There are many factors to take into account as to why this occurs. Many students come from other academic institutions and spend only one year here making it hard to integrate fully into the university. The extensive workload and financial difficulties due to lack of a student loan also contribute heavily. Another major issue is that 50% of graduates at the university are international students which means there is added pressure into attempting to unify diverse nationalities into the college system; exacerbated by the other problems listed above. So in short, postgraduates have quite a hard time of it in a social sense, and seem to struggle to slot into the collegiate system. Part of the problem is that Graduate College did not previously differentiate itself enough from the undergraduate colleges, when their target demographic is starkly different.
Graduate College was the last college to be created at Lancaster, only established in 1992 and so maybe does not quite have the rich history of say a college like Bowland. They have never, for instance, won the Carter Shield and have traditionally struggled to field teams for the event and although this has not yet shown much in the way of improvement, many other aspects have altered dramatically. A fortnight ago the college passed a new constitution which has seen a dramatic restructuring of the GSA (Graduate Student Association). The new exec has been streamlined to fewer members and specifically caters for postgraduate needs instead of focusing on social secretaries which are perhaps less relevant in a college of postgraduates with a lot of work to do. This brand new constitution was passed in the first quorate meeting that Graduate College had seen in many years. Postgraduates are now better represented in LUSU and at union council which is essential as the postgraduate community pumps a lot of money into Lancaster University, and as such deserve to have their individual issues and concerns addressed at a level where the University has to listen.

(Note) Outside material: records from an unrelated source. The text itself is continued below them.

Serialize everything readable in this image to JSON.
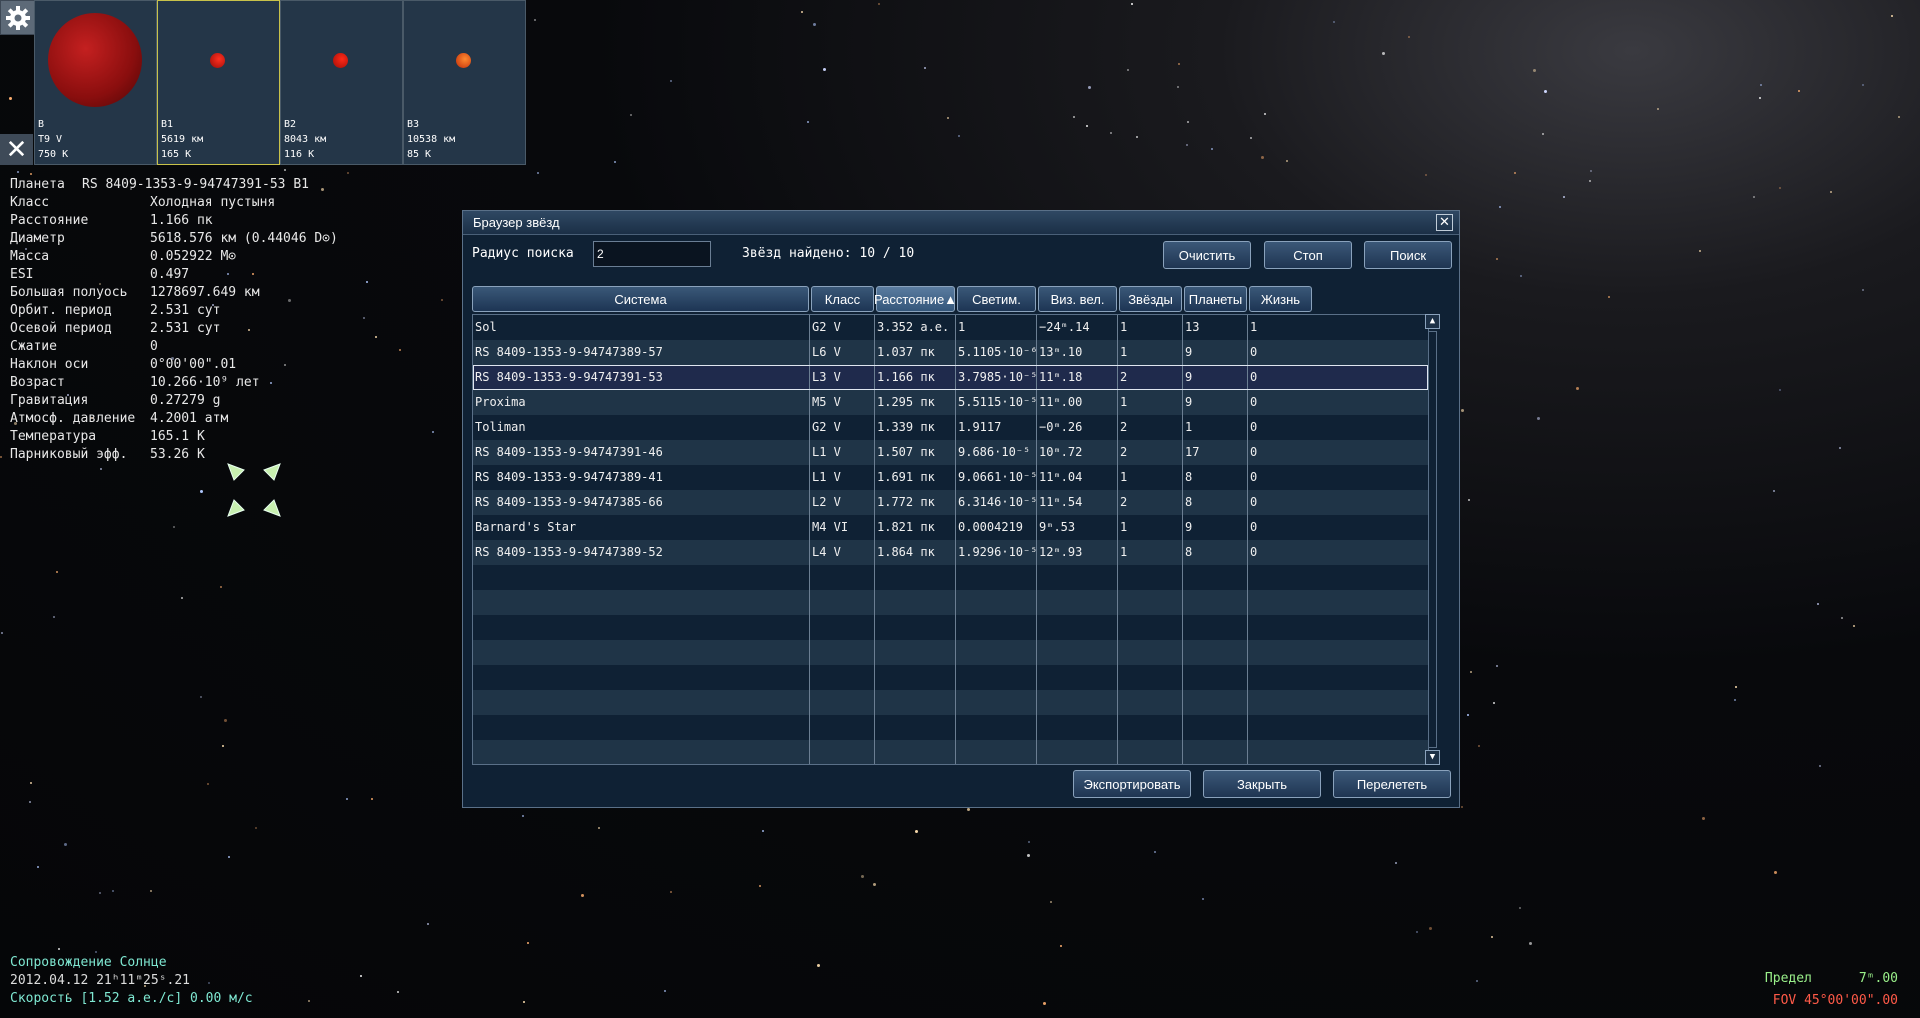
{
  "thumbnails": [
    {
      "name": "B",
      "type": "T9 V",
      "temp": "750 K",
      "color": "#a01414"
    },
    {
      "name": "B1",
      "type": "5619 км",
      "temp": "165 K",
      "color": "#cc1a10"
    },
    {
      "name": "B2",
      "type": "8043 км",
      "temp": "116 K",
      "color": "#d8200e"
    },
    {
      "name": "B3",
      "type": "10538 км",
      "temp": "85 K",
      "color": "#e84a14"
    }
  ],
  "planet_info": {
    "title_label": "Планета",
    "title_value": "RS 8409-1353-9-94747391-53 B1",
    "rows": [
      {
        "k": "Класс",
        "v": "Холодная пустыня"
      },
      {
        "k": "Расстояние",
        "v": "1.166 пк"
      },
      {
        "k": "Диаметр",
        "v": "5618.576 км (0.44046 D⊙)"
      },
      {
        "k": "Масса",
        "v": "0.052922 M⊙"
      },
      {
        "k": "ESI",
        "v": "0.497"
      },
      {
        "k": "Большая полуось",
        "v": "1278697.649 км"
      },
      {
        "k": "Орбит. период",
        "v": "2.531 сут"
      },
      {
        "k": "Осевой период",
        "v": "2.531 сут"
      },
      {
        "k": "Сжатие",
        "v": "0"
      },
      {
        "k": "Наклон оси",
        "v": "0°00'00\".01"
      },
      {
        "k": "Возраст",
        "v": "10.266·10⁹ лет"
      },
      {
        "k": "Гравитация",
        "v": "0.27279 g"
      },
      {
        "k": "Атмосф. давление",
        "v": "4.2001 атм"
      },
      {
        "k": "Температура",
        "v": "165.1 K"
      },
      {
        "k": "Парниковый эфф.",
        "v": "53.26 K"
      }
    ]
  },
  "status": {
    "follow": "Сопровождение Солнце",
    "datetime": "2012.04.12  21ʰ11ᵐ25ˢ.21",
    "speed": "Скорость [1.52 а.е./с] 0.00 м/с"
  },
  "bottom_right": {
    "limit_label": "Предел",
    "limit_value": "7ᵐ.00",
    "fov_label": "FOV",
    "fov_value": "45°00'00\".00"
  },
  "dialog": {
    "title": "Браузер звёзд",
    "radius_label": "Радиус поиска",
    "radius_value": "2",
    "found_label": "Звёзд найдено: 10 / 10",
    "btn_clear": "Очистить",
    "btn_stop": "Стоп",
    "btn_search": "Поиск",
    "btn_export": "Экспортировать",
    "btn_close": "Закрыть",
    "btn_goto": "Перелететь",
    "columns": [
      "Система",
      "Класс",
      "Расстояние▲",
      "Светим.",
      "Виз. вел.",
      "Звёзды",
      "Планеты",
      "Жизнь"
    ],
    "rows": [
      [
        "Sol",
        "G2 V",
        "3.352 а.е.",
        "1",
        "−24ᵐ.14",
        "1",
        "13",
        "1"
      ],
      [
        "RS 8409-1353-9-94747389-57",
        "L6 V",
        "1.037 пк",
        "5.1105·10⁻⁶",
        "13ᵐ.10",
        "1",
        "9",
        "0"
      ],
      [
        "RS 8409-1353-9-94747391-53",
        "L3 V",
        "1.166 пк",
        "3.7985·10⁻⁵",
        "11ᵐ.18",
        "2",
        "9",
        "0"
      ],
      [
        "Proxima",
        "M5 V",
        "1.295 пк",
        "5.5115·10⁻⁵",
        "11ᵐ.00",
        "1",
        "9",
        "0"
      ],
      [
        "Toliman",
        "G2 V",
        "1.339 пк",
        "1.9117",
        "−0ᵐ.26",
        "2",
        "1",
        "0"
      ],
      [
        "RS 8409-1353-9-94747391-46",
        "L1 V",
        "1.507 пк",
        "9.686·10⁻⁵",
        "10ᵐ.72",
        "2",
        "17",
        "0"
      ],
      [
        "RS 8409-1353-9-94747389-41",
        "L1 V",
        "1.691 пк",
        "9.0661·10⁻⁵",
        "11ᵐ.04",
        "1",
        "8",
        "0"
      ],
      [
        "RS 8409-1353-9-94747385-66",
        "L2 V",
        "1.772 пк",
        "6.3146·10⁻⁵",
        "11ᵐ.54",
        "2",
        "8",
        "0"
      ],
      [
        "Barnard's Star",
        "M4 VI",
        "1.821 пк",
        "0.0004219",
        "9ᵐ.53",
        "1",
        "9",
        "0"
      ],
      [
        "RS 8409-1353-9-94747389-52",
        "L4 V",
        "1.864 пк",
        "1.9296·10⁻⁵",
        "12ᵐ.93",
        "1",
        "8",
        "0"
      ]
    ],
    "selected_row": 2
  }
}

This new optimism is best encapsulated by the many GSA posters which adorn the spine and the success of the Wednesday curry night (the food provided by the excellent Sultan), as well as an upcoming cider festival. The Herdwick (formerly known simply as Grad bar) is one of only two college bars to have Setanta sports and has an excellent range of real ale; it must certainly be one of the most bustling bars on campus. LUSU has definitely taken an active role in driving the GSA forward and the appointment of Jo Hardman (a member of staff in LUSU) as the college Principal certainly means there is good communication and a shared vision as to how to improve the college. It seems that this new found unity and college spirit has been achieved by identifying and differentiating itself from the undergraduate colleges and listening to the views of its postgraduate membership. Perhaps, one day this increased representation could ultimately manifest itself in the form a Postgraduate Sabbatical officer. Who knows?